─── Provided data ───
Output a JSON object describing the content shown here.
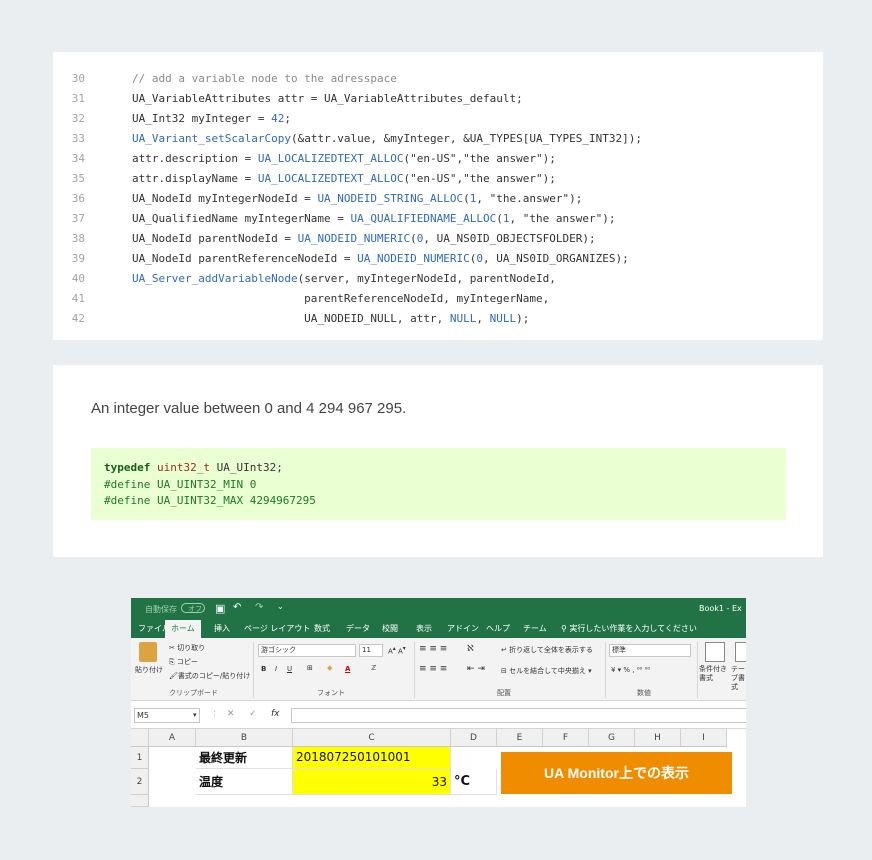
{
  "code": {
    "line_numbers": [
      "30",
      "31",
      "32",
      "33",
      "34",
      "35",
      "36",
      "37",
      "38",
      "39",
      "40",
      "41",
      "42"
    ],
    "lines": [
      "// add a variable node to the adresspace",
      "UA_VariableAttributes attr = UA_VariableAttributes_default;",
      "UA_Int32 myInteger = 42;",
      "UA_Variant_setScalarCopy(&attr.value, &myInteger, &UA_TYPES[UA_TYPES_INT32]);",
      "attr.description = UA_LOCALIZEDTEXT_ALLOC(\"en-US\",\"the answer\");",
      "attr.displayName = UA_LOCALIZEDTEXT_ALLOC(\"en-US\",\"the answer\");",
      "UA_NodeId myIntegerNodeId = UA_NODEID_STRING_ALLOC(1, \"the.answer\");",
      "UA_QualifiedName myIntegerName = UA_QUALIFIEDNAME_ALLOC(1, \"the answer\");",
      "UA_NodeId parentNodeId = UA_NODEID_NUMERIC(0, UA_NS0ID_OBJECTSFOLDER);",
      "UA_NodeId parentReferenceNodeId = UA_NODEID_NUMERIC(0, UA_NS0ID_ORGANIZES);",
      "UA_Server_addVariableNode(server, myIntegerNodeId, parentNodeId,",
      "                          parentReferenceNodeId, myIntegerName,",
      "                          UA_NODEID_NULL, attr, NULL, NULL);"
    ]
  },
  "description": "An integer value between 0 and 4 294 967 295.",
  "typedef_lines": [
    "typedef uint32_t UA_UInt32;",
    "#define UA_UINT32_MIN 0",
    "#define UA_UINT32_MAX 4294967295"
  ],
  "excel": {
    "autosave_label": "自動保存",
    "autosave_state": "オフ",
    "book_title": "Book1 - Ex",
    "tabs": [
      "ファイル",
      "ホーム",
      "挿入",
      "ページ レイアウト",
      "数式",
      "データ",
      "校閲",
      "表示",
      "アドイン",
      "ヘルプ",
      "チーム"
    ],
    "tell_me": "実行したい作業を入力してください",
    "ribbon": {
      "paste": "貼り付け",
      "cut": "切り取り",
      "copy": "コピー",
      "format_painter": "書式のコピー/貼り付け",
      "clipboard_group": "クリップボード",
      "font_name": "游ゴシック",
      "font_size": "11",
      "font_group": "フォント",
      "wrap_text": "折り返して全体を表示する",
      "merge_center": "セルを結合して中央揃え",
      "alignment_group": "配置",
      "number_format": "標準",
      "number_group": "数値",
      "conditional_format": "条件付き書式",
      "table_format": "テーブ書式"
    },
    "name_box": "M5",
    "fx_label": "fx",
    "columns": [
      "A",
      "B",
      "C",
      "D",
      "E",
      "F",
      "G",
      "H",
      "I"
    ],
    "rows": [
      "1",
      "2"
    ],
    "cells": {
      "B1": "最終更新",
      "C1": "201807250101001",
      "B2": "温度",
      "C2": "33",
      "D2": "°C"
    },
    "banner": "UA Monitor上での表示",
    "colors": {
      "excel_green": "#217346",
      "highlight_yellow": "#ffff00",
      "banner_orange": "#f08c00"
    }
  }
}
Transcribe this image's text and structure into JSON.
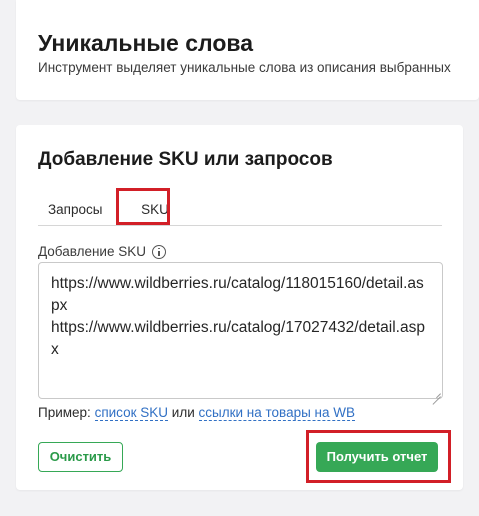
{
  "header": {
    "title": "Уникальные слова",
    "subtitle": "Инструмент выделяет уникальные слова из описания выбранных"
  },
  "form": {
    "section_title": "Добавление SKU или запросов",
    "tabs": [
      {
        "label": "Запросы",
        "active": false
      },
      {
        "label": "SKU",
        "active": true
      }
    ],
    "field_label": "Добавление SKU",
    "textarea_value": "https://www.wildberries.ru/catalog/118015160/detail.aspx\nhttps://www.wildberries.ru/catalog/17027432/detail.aspx",
    "example_prefix": "Пример:",
    "example_link_1": "список SKU",
    "example_middle": "или",
    "example_link_2": "ссылки на товары на WB",
    "clear_button": "Очистить",
    "report_button": "Получить отчет"
  },
  "colors": {
    "accent_green": "#36a856",
    "link_blue": "#3170c4",
    "highlight_red": "#d21f27"
  }
}
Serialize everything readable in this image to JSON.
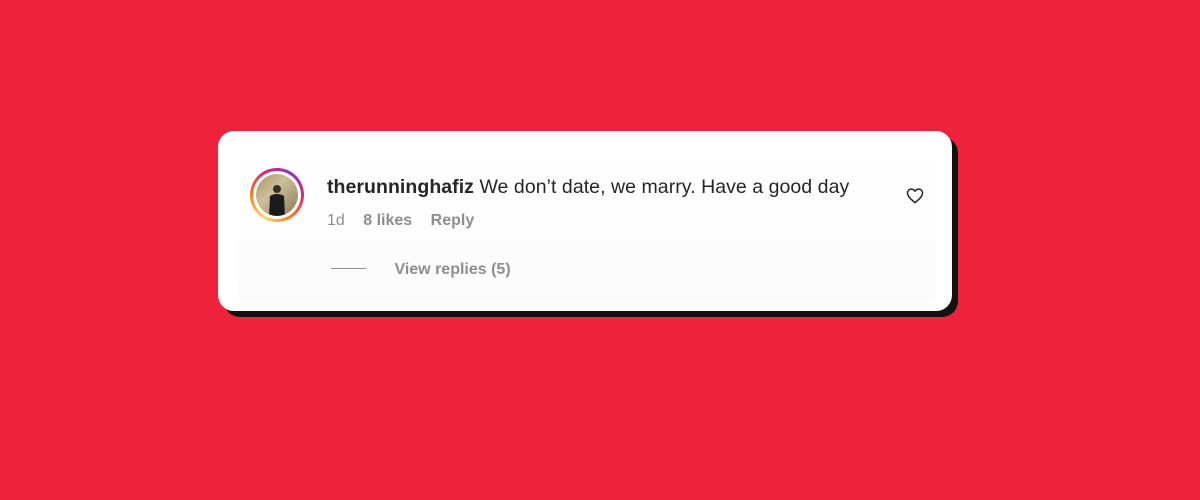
{
  "comment": {
    "username": "therunninghafiz",
    "text": "We don’t date, we marry. Have a good day",
    "time_ago": "1d",
    "likes": "8 likes",
    "reply_label": "Reply",
    "view_replies": "View replies (5)",
    "like_icon": "heart-outline-icon"
  },
  "colors": {
    "background": "#ef223b",
    "card": "#ffffff",
    "text_primary": "#262626",
    "text_secondary": "#8e8e8e"
  }
}
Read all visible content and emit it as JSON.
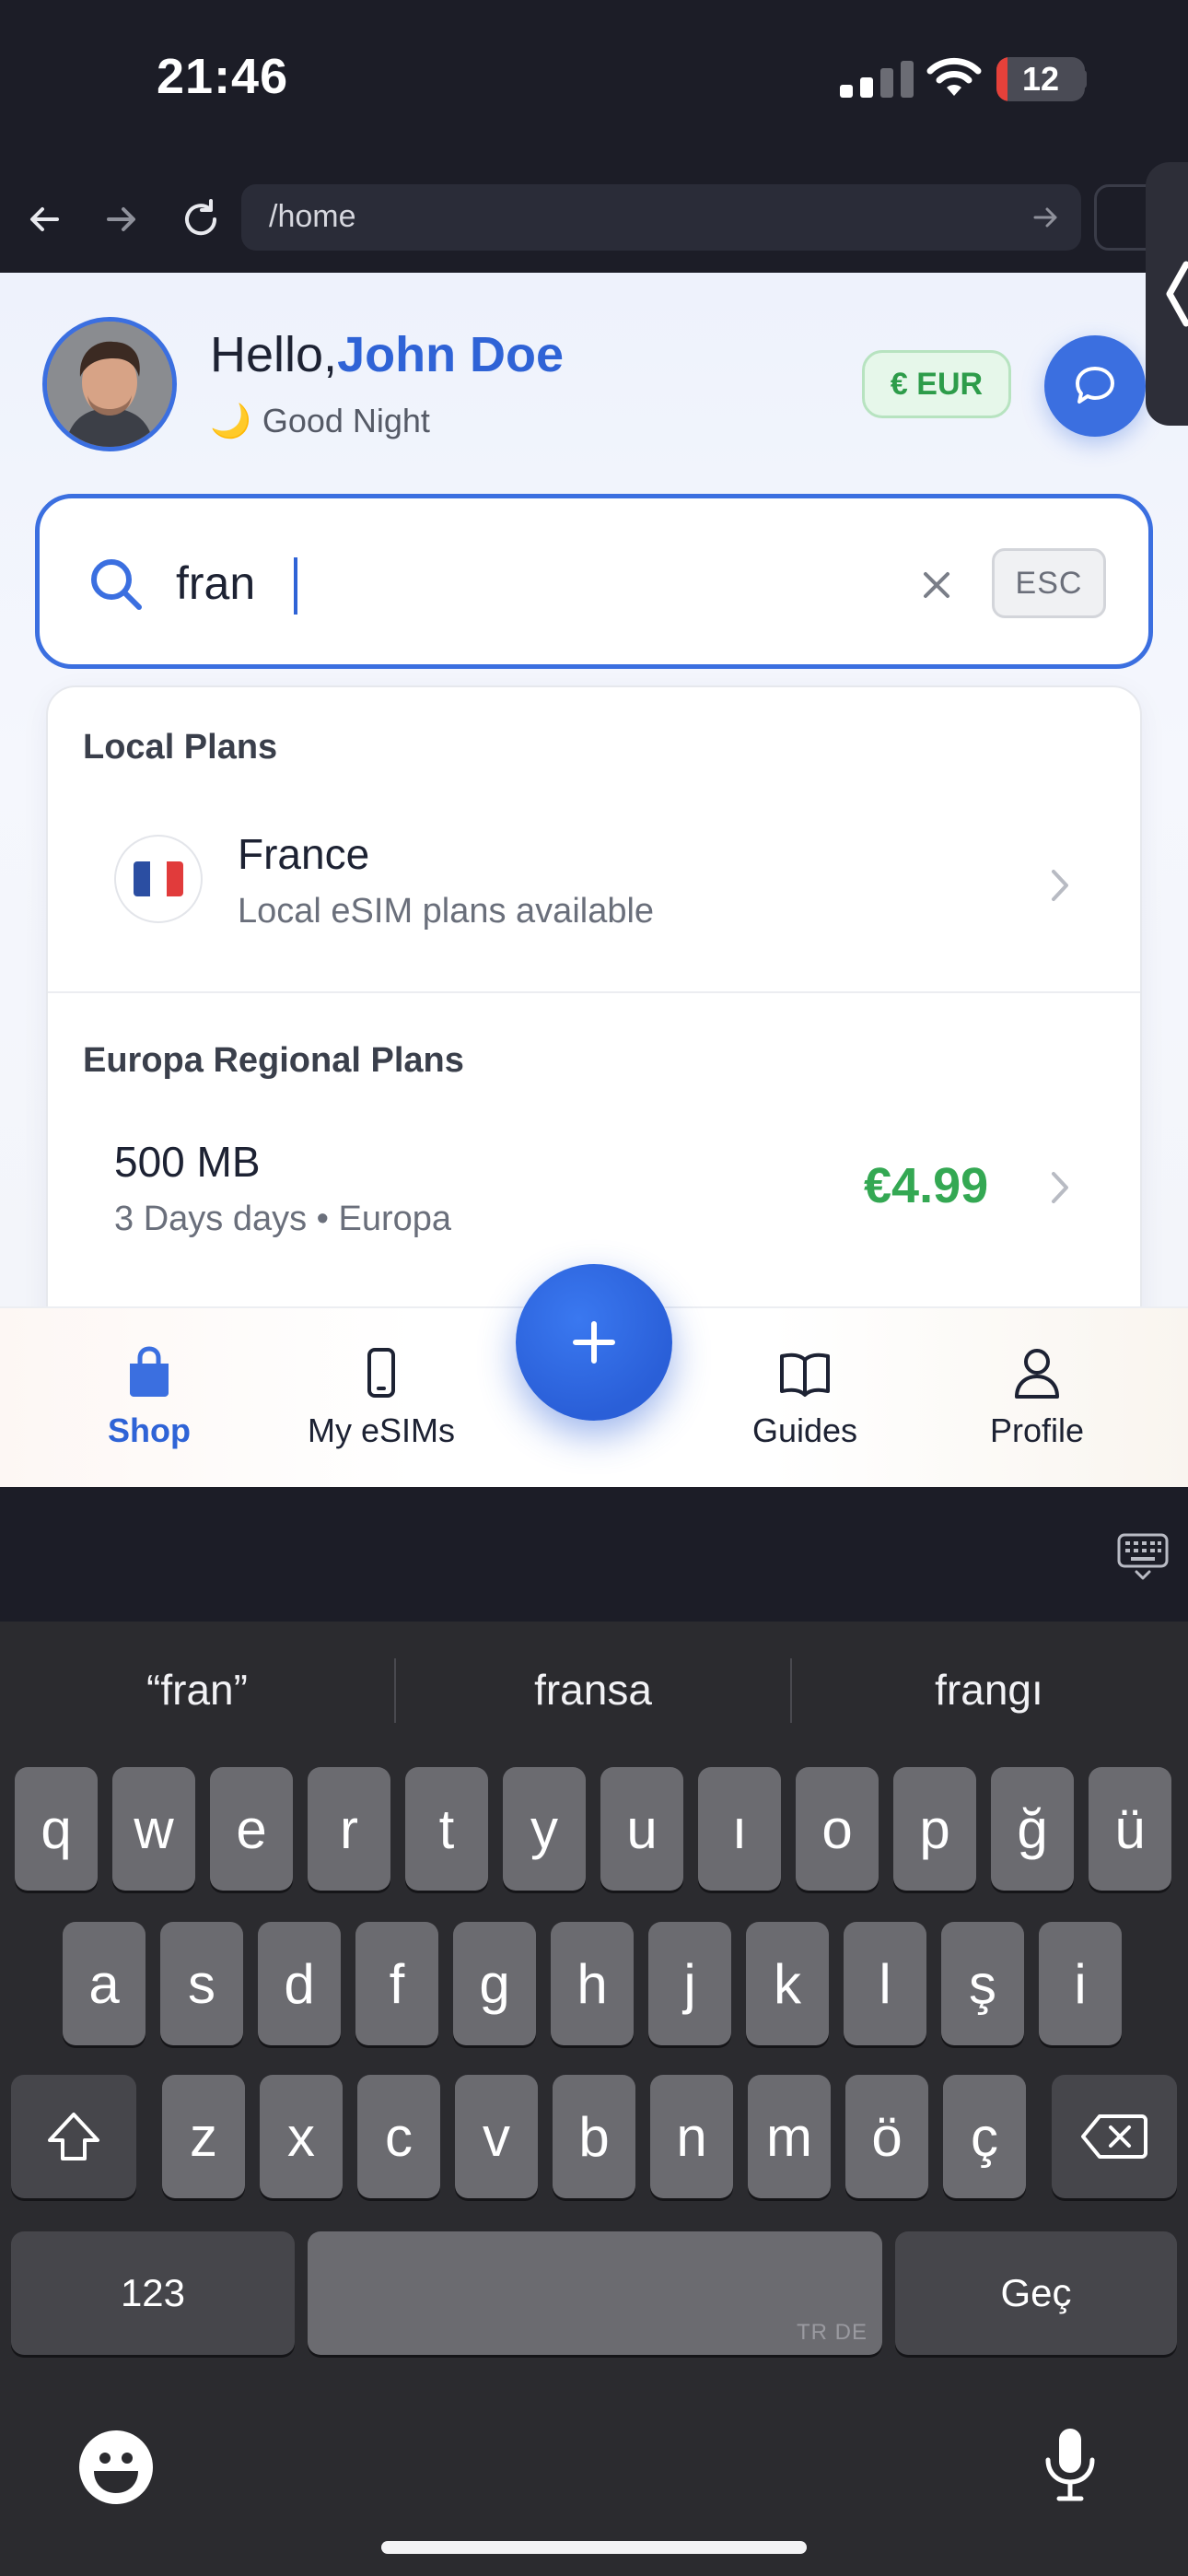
{
  "status_bar": {
    "time": "21:46",
    "battery_level": "12",
    "battery_fraction": 0.12,
    "battery_color": "#e5413a",
    "icons": [
      "signal-icon",
      "wifi-icon",
      "battery-icon"
    ]
  },
  "browser": {
    "url": "/home",
    "icons": [
      "back-arrow-icon",
      "forward-arrow-icon",
      "reload-icon",
      "go-arrow-icon"
    ]
  },
  "header": {
    "greeting_prefix": "Hello,",
    "user_name": "John Doe",
    "greeting_emoji": "🌙",
    "subtitle": "Good Night",
    "currency_label": "€ EUR",
    "accent_color": "#3b6fe0"
  },
  "search": {
    "value": "fran",
    "esc_label": "ESC"
  },
  "results": {
    "local_section_title": "Local Plans",
    "local_item": {
      "title": "France",
      "subtitle": "Local eSIM plans available",
      "flag_colors": [
        "#2b4ea2",
        "#ffffff",
        "#e13b3b"
      ]
    },
    "regional_section_title": "Europa Regional Plans",
    "regional_item": {
      "title": "500 MB",
      "subtitle": "3 Days days • Europa",
      "price": "€4.99",
      "price_color": "#34a853"
    }
  },
  "bottom_nav": {
    "items": [
      {
        "label": "Shop",
        "icon": "shopping-bag-icon",
        "active": true
      },
      {
        "label": "My eSIMs",
        "icon": "phone-icon",
        "active": false
      },
      {
        "label": "Guides",
        "icon": "book-icon",
        "active": false
      },
      {
        "label": "Profile",
        "icon": "user-icon",
        "active": false
      }
    ],
    "fab_icon": "plus-icon"
  },
  "keyboard": {
    "suggestions": [
      "“fran”",
      "fransa",
      "frangı"
    ],
    "row1": [
      "q",
      "w",
      "e",
      "r",
      "t",
      "y",
      "u",
      "ı",
      "o",
      "p",
      "ğ",
      "ü"
    ],
    "row2": [
      "a",
      "s",
      "d",
      "f",
      "g",
      "h",
      "j",
      "k",
      "l",
      "ş",
      "i"
    ],
    "row3": [
      "z",
      "x",
      "c",
      "v",
      "b",
      "n",
      "m",
      "ö",
      "ç"
    ],
    "numbers_key": "123",
    "space_language_tag": "TR DE",
    "return_key": "Geç"
  }
}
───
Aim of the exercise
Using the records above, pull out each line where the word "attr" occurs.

Response to the task
      "UA_VariableAttributes attr = UA_VariableAttributes_default;",
      "UA_Variant_setScalarCopy(&attr.value, &myInteger, &UA_TYPES[UA_TYPES_INT32]);",
      "attr.description = UA_LOCALIZEDTEXT_ALLOC(\"en-US\",\"the answer\");",
      "attr.displayName = UA_LOCALIZEDTEXT_ALLOC(\"en-US\",\"the answer\");",
      "                          UA_NODEID_NULL, attr, NULL, NULL);"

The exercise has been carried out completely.